We assessed the use of guided plasticity training to improve the outcome in the first 6 months after nerve repair. In a multicentre randomized controlled trial, 37 adults with median or ulnar nerve repair at the distal forearm were randomized to intervention, starting the first week after surgery with sensory and motor re-learning using mirror visual feedback and observation of touch, or to a control group with re-learning starting when reinnervation could be detected. The primary outcome at 3 and 6 months post-operatively was discriminative touch (shape texture identification test, part of the Rosen score). At 6 months, discriminative touch was significantly better in the early intervention group. Improvement of discriminative touch between 3 and 6 months was also significantly greater in that group. There were no significant differences in motor function, pain or in the total score. We conclude that early re-learning using guided plasticity may have a potential to improve the outcomes after nerve repair. Level of evidence: II

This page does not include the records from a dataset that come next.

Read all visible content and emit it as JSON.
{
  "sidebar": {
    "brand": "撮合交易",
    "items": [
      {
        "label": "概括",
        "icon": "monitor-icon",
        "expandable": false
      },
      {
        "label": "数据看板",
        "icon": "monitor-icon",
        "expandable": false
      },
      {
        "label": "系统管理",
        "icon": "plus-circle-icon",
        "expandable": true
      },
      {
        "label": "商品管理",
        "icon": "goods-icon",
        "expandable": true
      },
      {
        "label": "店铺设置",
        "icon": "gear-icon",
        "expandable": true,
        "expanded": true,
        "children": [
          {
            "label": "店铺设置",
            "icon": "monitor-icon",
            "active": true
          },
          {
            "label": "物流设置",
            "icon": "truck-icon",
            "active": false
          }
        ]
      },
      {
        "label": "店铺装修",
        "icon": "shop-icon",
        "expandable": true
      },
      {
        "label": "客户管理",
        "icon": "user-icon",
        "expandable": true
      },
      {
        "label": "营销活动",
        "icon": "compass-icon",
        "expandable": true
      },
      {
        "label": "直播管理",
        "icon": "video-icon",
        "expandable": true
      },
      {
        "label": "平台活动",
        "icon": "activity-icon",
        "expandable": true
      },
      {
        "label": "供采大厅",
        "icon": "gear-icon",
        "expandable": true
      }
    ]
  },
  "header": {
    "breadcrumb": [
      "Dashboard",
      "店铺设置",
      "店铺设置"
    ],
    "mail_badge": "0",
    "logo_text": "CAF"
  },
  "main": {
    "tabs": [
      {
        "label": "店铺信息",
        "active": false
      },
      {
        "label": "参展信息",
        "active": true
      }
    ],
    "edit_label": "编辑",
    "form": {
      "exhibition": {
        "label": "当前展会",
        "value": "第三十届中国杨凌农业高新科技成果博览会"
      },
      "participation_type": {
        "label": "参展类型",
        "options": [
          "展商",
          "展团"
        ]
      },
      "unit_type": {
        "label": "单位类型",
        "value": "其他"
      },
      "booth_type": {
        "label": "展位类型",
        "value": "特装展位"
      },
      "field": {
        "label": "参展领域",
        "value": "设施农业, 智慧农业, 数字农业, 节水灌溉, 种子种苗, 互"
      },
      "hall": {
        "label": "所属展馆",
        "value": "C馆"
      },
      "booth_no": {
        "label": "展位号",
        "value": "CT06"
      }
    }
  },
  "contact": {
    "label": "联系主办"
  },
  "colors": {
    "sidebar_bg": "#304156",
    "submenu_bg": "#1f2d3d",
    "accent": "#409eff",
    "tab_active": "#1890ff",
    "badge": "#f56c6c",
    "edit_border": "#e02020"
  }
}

, , , ,
doi.org/10.1177/1753193414553163, hdl.handle.net/1765/84542
Journal of Hand Surgery (European Volume)
Department of Plastic and Reconstructive Surgery

Rosén, B., Vikström, P., Turner, S., McGrouther, D. A., Selles, R., Schreuders, T., & Björkman, A. (2015). Enhanced early sensory outcome after nerve repair as a result of immediate post-operative re-learning: A randomized controlled trial. Journal of Hand Surgery (European Volume), 40(6), 598–606. doi:10.1177/1753193414553163